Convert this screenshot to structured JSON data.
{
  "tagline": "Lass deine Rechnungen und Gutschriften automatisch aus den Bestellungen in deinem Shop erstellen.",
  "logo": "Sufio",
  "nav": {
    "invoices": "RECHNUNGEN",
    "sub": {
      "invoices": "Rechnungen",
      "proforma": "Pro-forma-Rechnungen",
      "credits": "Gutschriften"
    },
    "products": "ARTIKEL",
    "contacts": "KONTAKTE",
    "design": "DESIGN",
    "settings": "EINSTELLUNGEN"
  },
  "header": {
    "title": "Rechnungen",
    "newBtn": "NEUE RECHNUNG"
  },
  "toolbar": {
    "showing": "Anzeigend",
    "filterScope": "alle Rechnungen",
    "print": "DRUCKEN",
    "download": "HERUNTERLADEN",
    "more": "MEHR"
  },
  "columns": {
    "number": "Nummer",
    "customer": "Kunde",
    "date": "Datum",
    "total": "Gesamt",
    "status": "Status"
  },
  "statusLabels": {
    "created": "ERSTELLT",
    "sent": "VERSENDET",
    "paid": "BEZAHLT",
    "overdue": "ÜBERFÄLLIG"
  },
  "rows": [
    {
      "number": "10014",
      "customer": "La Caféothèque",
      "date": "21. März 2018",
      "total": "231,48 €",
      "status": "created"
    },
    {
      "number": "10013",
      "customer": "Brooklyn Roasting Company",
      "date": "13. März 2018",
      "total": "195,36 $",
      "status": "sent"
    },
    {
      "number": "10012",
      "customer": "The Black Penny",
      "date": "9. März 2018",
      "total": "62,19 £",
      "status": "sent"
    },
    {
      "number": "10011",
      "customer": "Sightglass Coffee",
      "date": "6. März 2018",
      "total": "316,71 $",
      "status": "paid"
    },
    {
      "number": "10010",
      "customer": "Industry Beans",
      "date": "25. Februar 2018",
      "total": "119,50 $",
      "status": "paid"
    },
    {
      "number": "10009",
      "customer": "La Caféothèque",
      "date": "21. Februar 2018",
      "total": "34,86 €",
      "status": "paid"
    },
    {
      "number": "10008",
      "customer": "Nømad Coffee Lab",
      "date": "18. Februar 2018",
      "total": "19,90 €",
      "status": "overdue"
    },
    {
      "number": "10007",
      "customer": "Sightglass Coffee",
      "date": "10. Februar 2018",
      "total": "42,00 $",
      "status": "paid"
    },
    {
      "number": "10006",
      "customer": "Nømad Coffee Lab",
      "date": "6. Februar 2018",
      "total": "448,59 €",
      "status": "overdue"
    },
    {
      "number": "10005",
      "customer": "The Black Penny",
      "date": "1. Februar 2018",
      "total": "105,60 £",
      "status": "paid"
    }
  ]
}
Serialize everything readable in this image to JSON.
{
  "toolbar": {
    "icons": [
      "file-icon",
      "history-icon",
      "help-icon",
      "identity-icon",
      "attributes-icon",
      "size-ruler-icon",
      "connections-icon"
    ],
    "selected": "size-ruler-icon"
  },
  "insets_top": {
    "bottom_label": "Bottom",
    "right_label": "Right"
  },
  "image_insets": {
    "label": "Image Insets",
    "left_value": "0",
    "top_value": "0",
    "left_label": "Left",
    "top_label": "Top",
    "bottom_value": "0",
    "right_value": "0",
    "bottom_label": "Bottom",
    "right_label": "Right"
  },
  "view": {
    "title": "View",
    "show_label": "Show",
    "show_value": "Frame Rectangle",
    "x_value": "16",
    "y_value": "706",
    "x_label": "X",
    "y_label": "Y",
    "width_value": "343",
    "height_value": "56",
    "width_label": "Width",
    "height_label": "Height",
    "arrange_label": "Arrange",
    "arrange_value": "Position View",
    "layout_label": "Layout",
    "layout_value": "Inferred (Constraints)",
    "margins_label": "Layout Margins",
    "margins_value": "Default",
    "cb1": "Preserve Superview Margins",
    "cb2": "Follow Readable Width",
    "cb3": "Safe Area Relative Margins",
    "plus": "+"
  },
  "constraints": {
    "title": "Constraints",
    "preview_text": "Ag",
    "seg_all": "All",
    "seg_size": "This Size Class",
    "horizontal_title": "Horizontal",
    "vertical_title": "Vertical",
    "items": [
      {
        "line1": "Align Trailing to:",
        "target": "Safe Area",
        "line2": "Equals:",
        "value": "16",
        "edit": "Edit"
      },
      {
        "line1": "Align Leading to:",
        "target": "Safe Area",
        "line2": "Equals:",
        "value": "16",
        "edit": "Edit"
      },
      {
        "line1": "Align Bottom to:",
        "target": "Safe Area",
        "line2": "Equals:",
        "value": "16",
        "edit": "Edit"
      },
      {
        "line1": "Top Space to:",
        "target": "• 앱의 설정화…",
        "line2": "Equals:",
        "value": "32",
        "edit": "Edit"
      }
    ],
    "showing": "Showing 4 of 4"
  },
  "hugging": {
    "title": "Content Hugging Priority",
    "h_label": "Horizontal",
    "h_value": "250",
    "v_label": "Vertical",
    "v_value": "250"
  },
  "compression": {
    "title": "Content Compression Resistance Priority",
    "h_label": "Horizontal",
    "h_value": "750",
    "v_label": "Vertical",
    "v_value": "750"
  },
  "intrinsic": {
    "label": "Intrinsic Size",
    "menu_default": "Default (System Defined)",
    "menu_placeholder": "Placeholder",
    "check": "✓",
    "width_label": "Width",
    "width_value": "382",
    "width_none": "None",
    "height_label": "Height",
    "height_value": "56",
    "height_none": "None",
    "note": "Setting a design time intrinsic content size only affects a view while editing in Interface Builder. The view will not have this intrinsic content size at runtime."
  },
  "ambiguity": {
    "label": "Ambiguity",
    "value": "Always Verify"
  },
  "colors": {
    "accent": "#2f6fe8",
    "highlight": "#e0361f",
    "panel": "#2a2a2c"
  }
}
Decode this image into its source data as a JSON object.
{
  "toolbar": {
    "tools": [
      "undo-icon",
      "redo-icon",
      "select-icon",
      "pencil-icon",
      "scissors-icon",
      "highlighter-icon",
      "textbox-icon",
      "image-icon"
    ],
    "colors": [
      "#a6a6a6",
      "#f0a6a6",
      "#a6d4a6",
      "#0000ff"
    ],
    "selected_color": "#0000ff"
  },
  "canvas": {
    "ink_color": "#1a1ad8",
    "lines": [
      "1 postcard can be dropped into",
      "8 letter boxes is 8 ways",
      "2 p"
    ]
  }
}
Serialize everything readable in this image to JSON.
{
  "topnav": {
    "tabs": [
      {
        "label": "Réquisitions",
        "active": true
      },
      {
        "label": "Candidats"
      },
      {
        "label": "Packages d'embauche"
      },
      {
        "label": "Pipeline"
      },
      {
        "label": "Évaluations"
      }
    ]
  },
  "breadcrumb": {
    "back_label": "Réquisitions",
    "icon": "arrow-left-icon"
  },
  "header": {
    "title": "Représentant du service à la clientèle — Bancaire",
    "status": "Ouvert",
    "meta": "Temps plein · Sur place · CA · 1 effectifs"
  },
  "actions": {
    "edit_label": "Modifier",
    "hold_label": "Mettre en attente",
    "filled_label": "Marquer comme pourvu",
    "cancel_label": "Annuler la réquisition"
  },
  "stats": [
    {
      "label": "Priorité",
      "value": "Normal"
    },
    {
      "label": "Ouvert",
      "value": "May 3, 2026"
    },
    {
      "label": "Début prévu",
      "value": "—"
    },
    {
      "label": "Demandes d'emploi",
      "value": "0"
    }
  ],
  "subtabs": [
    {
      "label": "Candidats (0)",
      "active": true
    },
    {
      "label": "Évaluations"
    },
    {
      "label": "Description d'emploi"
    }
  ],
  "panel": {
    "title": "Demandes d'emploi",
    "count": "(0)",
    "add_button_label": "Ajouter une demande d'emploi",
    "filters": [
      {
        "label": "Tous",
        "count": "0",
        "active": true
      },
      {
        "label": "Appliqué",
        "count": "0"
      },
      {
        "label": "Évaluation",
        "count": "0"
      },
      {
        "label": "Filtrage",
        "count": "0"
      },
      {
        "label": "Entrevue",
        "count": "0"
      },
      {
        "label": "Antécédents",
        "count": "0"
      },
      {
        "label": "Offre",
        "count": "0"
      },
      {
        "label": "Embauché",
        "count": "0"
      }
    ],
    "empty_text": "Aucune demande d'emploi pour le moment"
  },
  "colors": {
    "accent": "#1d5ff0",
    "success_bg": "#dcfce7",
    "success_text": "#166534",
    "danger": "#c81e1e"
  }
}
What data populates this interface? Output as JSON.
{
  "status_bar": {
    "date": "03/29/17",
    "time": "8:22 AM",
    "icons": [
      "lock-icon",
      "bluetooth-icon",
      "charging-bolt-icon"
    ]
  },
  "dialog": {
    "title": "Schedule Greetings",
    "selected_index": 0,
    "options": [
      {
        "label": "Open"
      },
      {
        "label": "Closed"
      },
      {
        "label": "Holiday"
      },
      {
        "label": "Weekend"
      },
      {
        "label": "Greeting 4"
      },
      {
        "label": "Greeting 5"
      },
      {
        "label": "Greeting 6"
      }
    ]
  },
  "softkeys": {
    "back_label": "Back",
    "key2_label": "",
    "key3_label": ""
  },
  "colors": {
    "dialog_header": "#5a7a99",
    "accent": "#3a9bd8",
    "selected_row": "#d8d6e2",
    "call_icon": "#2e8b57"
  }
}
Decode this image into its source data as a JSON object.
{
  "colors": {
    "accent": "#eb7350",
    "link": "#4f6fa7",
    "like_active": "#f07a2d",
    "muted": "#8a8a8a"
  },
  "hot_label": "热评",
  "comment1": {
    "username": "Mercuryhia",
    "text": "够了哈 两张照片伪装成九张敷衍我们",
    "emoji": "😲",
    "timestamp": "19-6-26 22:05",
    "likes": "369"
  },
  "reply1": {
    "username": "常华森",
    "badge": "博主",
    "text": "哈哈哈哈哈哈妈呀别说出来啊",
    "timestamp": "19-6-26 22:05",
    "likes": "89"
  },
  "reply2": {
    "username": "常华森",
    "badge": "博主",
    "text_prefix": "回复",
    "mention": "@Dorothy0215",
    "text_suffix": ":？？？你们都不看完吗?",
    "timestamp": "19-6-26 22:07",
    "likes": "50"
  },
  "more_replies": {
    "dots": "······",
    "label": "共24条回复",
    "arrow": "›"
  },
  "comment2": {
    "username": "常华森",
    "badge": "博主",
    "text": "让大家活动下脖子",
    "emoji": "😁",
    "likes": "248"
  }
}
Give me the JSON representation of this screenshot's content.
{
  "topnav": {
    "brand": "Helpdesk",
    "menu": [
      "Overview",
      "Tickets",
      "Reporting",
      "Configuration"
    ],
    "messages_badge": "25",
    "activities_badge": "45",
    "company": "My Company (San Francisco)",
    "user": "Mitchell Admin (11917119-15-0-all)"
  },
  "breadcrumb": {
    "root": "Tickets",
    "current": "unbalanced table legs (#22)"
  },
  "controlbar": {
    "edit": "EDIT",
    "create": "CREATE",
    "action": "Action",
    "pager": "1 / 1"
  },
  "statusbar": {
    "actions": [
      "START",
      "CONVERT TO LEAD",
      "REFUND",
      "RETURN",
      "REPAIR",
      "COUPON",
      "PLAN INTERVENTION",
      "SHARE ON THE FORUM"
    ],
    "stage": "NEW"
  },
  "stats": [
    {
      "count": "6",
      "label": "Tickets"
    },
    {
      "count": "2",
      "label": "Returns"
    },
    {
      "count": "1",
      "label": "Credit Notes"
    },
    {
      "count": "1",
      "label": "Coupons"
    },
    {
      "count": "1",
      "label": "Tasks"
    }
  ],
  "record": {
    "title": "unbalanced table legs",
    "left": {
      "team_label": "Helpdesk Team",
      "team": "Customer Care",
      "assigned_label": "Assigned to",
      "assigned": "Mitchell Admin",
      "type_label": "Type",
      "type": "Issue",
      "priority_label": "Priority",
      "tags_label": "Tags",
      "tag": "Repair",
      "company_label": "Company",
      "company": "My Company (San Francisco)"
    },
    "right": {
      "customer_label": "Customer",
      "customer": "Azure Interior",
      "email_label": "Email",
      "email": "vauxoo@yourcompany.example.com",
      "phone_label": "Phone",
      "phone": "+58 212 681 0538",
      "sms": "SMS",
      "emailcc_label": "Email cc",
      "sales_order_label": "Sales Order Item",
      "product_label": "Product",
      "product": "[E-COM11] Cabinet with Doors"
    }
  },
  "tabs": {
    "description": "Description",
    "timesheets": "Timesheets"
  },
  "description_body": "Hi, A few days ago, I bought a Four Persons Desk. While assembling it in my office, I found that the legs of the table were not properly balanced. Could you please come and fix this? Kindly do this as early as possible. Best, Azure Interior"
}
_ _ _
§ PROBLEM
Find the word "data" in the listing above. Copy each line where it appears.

§ ANSWER SPACE
Convert this screenshot to structured JSON data.
Decode this image into its source data as a JSON object.
What data populates this interface? Output as JSON.
Decode this image into its source data as a JSON object.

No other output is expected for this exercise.